Diabetes Medications

 

An understanding of how diabetes medications function either in the form of insulin or pills, is important for good blood sugar control.

 

Types of insulin

Short acting (regular) insulin kicks in 30 minutes after eating and peaks approximately 2-3 hours after injection but continues to work for 3-6 hours.


Rapid acting (Humalog/Novolog) insulin is designed to mimic the first few minutes of digestion and is usually taken at mealtime. It is important not to delay eating when taking rapid acting insulin since it starts to work within 5 minutes of injection and peaks within 1 hour.


Intermediate acting insulin (NPH/lente) goes to work in 1—2 hours, peaks in 6—10 hours, and lasts 16—24 hours. Generally, these insulins are taken in two doses but are being used less since the advent of Lantus in 2001. Since these products are being discontinued, anyone still using them should talk to their doctor about switching to one of the newer human insulin analogs.


Long acting human insulin analogs, such as Levimir, and glargine (Lantus) go to work in 1 hour and last all day without a peak. These drugs are designed to mimic the basal or steady rate of insulin production. They can be effective with only one daily dose and are sometimes complemented with a short acting insulin at mealtime. A big advantage appears to be the reduction of hypoglycemic episodes.


Pre-mixed insulins are made from a combination of NPH with either regular or Humalog. These insulins are especially useful for people with poor eye sight or manual dexterity.


Non-Insulin Injectable Medication - In 2005 a new class of drugs called GLP-1 Agonists was introduced to mimic the action of incretin hormones in the body in order to increase insulin production post meals. These drugs are only used for type 2 diabetes. Because of concerns about cancer risks, the FDA has required strict warnings on the use of these drugs that include Byetta, Victoza, Bydureon, Trulicity, and Tanzeum.

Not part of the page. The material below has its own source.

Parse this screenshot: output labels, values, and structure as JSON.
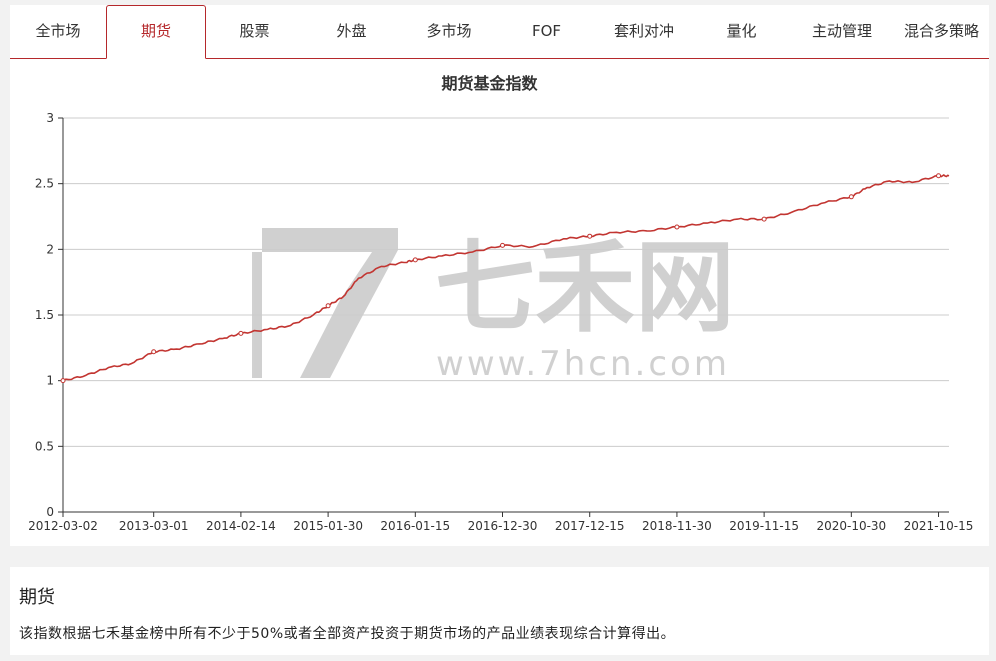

Inhalable Insulin - Although the first inhalable insulin, Exubera, was approved by the FDA in 2006, it was removed from the market in 2007. Another inhalable insulin, Afrezza, received FDA approval in 2014 with black box warning regarding serious side effects.

 

Oral Medications

There are a variety of pills that work in different ways to help manage blood sugar for those with type 2 diabetes. Common medications include:
 

Metformin (Glucophage, Glumetza, Riomet)  is usually the first medication given for type 2 diabetes. It helps the body use insulin more effectively.
 

Sulfonylureas (Amaryl, DiaBeta, Glynase, Glucotrol) help the body release insulin and use it more effectively.
 

Thiazolidinediones (Avandia, Actos) are used less frequently due to a risk of bone fractures (1) and concerns over increased cardiovascular risks (2).
 

DPP-4 Inhibitors (Januvia, Tradjenta, Onglyza) help reduce blood sugar levels but may not be very effective.
 

SGLT-2 Inhibitors (Invokana, Farxiga, Jardiance) reduce blood sugar by helping the body excrete excess sugar in the urine. It is important to avoid dehydration and make sure your health care provider monitors your kidney function when taking this medication.
 

 

Other points

Whether using oral medications or insulin, the following points are important:

  • The timeframe for when the medication peaks.
  • When meals and snacks should be eaten.
  • How to adjust medications for exercise.
  • The appropriate injection site for insulin medications.
  • How to adjust medications for sick days.
  • The range for blood sugar to avoid levels that are too high or too low.
  • Check expiration dates on insulin vials and return any discolored insulin to your pharmacy.
  • Explore the advantages of insulin pump therapy if a more flexible lifestyle is desired or if blood sugars are not well controlled with a regimen of insulin injections.

Because there is continuous research and approval for new injectable, inhalable, and oral medications, be sure to check with your healthcare team to determine the best treatment for you.

 

 

References

  1. Zeina A. Habib, Suzanne L. Havstad, Karen Wells, George Divine, Manel Pladevall, L. Keoki Williams; Thiazolidinedione Use and the Longitudinal Risk of Fractures in Patients with Type 2 Diabetes Mellitus, The Journal of Clinical Endocrinology & Metabolism, Volume 95, Issue 2, 1 February 2010, Pages 592–600, https://doi.org/10.1210/jc.2009-1385
     
  2. Nissen SE, Wolski K, Topol EJ. Effect of Muraglitazar on Death and Major Adverse Cardiovascular Events in Patients With Type 2 Diabetes Mellitus. JAMA. 2005;294(20):2581–2586. https://doi:10.1001/jama.294.20.joc50147